The Job Demands–Resources (JD-R) model postulates that job demands and job resources constitute two processes: the health impairment process, leading to negative outcomes, and the motivational process, leading to positive outcomes. In the current research we extended the JD-R model by including both counterproductive work behaviour (CWB) as a behavioural stress- reaction and job-related affect as a mediator in both processes. In a sample of 818 public-sector employees we found support for a model where job demands (workload, role conflict, and interpersonal demands) were associated with abuse/hostility CWB, whereas job resources (decision authority, social support, and promotion prospects) were associated with work engagement. Furthermore, job-related negative affect mediated the relationship between job demands and abuse/hostility CWB, whereas job-related positive affect mediated the relationship between job resources and work engagement. We also found that the impact of job demands on negative affect was attenuated by job resources.
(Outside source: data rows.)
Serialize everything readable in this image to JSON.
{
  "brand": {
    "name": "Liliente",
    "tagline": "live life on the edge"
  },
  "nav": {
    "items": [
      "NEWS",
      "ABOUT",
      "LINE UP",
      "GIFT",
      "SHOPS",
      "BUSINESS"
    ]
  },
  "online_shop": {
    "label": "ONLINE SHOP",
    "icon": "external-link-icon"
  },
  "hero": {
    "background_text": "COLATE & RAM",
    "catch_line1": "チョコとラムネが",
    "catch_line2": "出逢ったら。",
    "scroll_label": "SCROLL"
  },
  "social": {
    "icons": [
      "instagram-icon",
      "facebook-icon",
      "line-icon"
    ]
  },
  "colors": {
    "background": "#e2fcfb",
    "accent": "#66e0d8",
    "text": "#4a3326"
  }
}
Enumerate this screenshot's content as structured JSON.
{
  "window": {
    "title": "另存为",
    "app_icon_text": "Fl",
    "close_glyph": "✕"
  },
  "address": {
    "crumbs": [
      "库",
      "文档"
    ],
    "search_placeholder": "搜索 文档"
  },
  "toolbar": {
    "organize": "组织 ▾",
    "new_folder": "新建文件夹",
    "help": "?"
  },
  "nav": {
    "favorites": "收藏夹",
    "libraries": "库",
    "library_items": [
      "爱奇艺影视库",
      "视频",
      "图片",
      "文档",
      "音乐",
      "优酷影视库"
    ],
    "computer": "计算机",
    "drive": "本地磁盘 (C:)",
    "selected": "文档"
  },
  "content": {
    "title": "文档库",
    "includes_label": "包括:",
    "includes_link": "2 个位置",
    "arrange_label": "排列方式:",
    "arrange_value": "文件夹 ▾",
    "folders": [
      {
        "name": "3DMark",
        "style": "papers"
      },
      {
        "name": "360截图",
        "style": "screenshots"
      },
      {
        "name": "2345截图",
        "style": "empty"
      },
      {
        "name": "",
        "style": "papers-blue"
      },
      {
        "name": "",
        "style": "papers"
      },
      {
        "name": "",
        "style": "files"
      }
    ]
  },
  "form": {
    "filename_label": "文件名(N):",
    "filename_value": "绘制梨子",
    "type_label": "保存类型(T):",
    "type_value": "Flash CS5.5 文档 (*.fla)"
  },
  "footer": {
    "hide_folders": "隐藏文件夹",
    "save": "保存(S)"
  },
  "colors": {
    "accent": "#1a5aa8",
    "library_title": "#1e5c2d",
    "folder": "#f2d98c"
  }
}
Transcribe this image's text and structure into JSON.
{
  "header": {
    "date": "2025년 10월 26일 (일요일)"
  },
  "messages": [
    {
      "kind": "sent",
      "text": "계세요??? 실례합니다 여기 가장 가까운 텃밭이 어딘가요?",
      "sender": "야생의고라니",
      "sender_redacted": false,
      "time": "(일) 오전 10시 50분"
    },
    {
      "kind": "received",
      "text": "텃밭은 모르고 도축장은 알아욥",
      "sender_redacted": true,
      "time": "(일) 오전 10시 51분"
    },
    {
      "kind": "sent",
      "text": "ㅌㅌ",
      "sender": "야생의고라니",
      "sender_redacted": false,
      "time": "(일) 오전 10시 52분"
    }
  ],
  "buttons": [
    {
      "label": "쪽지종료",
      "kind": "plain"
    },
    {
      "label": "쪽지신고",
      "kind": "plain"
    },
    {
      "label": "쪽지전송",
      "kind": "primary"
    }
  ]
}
Mendeley saves you time finding and organizing research
Choose a citation style from the tabs below